• [Your objective] In the listing below, locate the lines that hold "JSON" and copy them.

• [Entries shown]
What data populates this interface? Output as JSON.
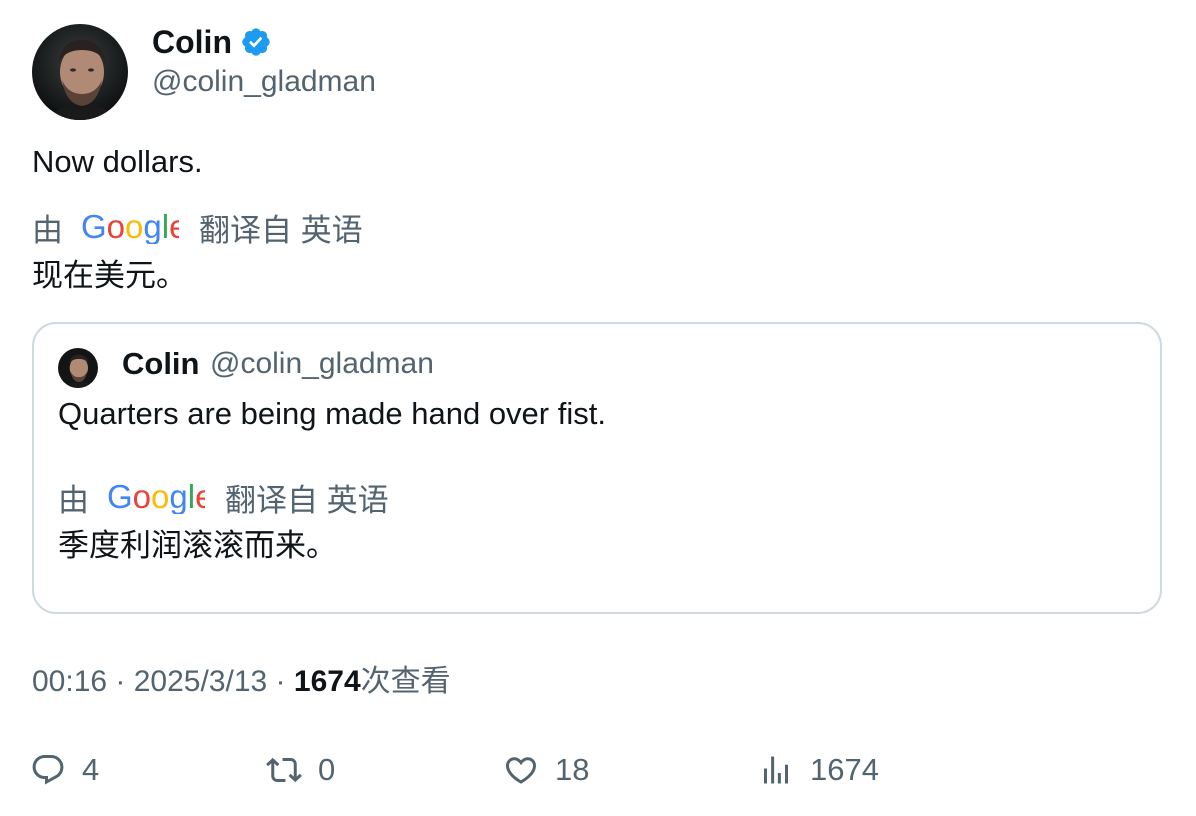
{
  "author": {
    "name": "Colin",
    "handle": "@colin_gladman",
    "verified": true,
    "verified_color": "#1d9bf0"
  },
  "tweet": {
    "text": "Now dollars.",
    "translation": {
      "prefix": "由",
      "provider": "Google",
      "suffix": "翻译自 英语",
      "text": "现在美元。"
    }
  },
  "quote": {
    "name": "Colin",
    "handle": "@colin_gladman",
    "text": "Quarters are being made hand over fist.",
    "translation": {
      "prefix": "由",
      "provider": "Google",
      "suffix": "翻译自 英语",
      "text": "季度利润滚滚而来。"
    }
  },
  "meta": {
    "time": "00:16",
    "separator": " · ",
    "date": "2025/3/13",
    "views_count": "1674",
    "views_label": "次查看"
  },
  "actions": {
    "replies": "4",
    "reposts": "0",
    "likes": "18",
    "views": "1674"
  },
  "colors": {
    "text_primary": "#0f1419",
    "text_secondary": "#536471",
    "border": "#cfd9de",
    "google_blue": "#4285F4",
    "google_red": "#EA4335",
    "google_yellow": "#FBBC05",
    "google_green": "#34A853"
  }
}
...
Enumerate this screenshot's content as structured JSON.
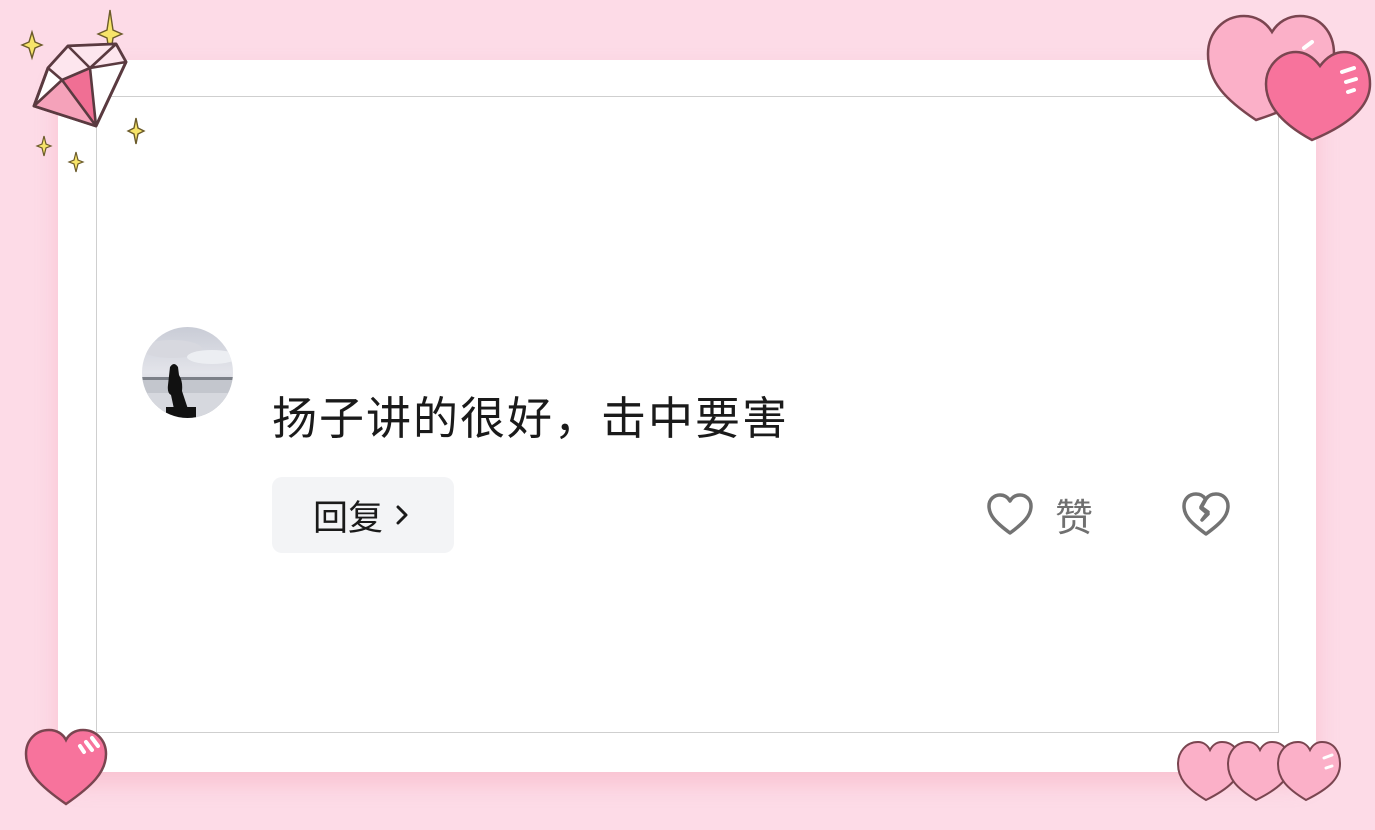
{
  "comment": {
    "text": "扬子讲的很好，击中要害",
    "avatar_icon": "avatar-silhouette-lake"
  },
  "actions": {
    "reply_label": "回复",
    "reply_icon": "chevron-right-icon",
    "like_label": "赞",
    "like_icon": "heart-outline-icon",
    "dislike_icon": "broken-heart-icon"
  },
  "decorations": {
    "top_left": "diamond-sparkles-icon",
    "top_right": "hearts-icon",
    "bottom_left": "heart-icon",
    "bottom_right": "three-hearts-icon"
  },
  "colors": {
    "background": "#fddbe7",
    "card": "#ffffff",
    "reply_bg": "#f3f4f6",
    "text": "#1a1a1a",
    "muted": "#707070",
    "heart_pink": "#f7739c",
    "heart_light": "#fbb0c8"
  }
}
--
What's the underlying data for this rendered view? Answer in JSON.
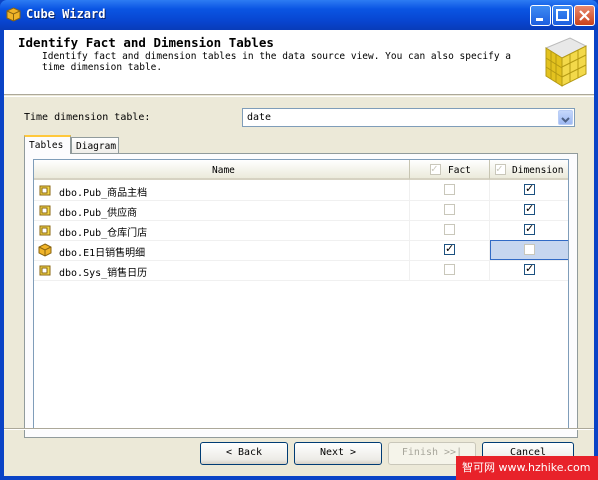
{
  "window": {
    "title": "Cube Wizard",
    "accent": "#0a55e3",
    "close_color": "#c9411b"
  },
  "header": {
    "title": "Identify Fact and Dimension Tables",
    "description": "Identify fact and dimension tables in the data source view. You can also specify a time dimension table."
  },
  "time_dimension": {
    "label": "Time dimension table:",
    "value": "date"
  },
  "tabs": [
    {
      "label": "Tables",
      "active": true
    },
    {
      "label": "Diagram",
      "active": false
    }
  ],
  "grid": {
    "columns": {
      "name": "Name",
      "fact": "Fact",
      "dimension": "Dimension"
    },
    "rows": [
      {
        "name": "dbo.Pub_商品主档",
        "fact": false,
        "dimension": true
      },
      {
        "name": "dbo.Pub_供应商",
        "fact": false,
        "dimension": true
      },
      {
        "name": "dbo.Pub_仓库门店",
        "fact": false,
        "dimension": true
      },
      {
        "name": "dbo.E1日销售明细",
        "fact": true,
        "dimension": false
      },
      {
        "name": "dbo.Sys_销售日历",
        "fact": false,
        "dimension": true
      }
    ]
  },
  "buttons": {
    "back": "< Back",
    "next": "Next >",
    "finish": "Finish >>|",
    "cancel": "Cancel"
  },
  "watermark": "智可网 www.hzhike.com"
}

• [Expected answer]
What data populates this interface? Output as JSON.
Enumerate this screenshot's content as structured JSON.
What's the underlying data for this rendered view? Answer in JSON.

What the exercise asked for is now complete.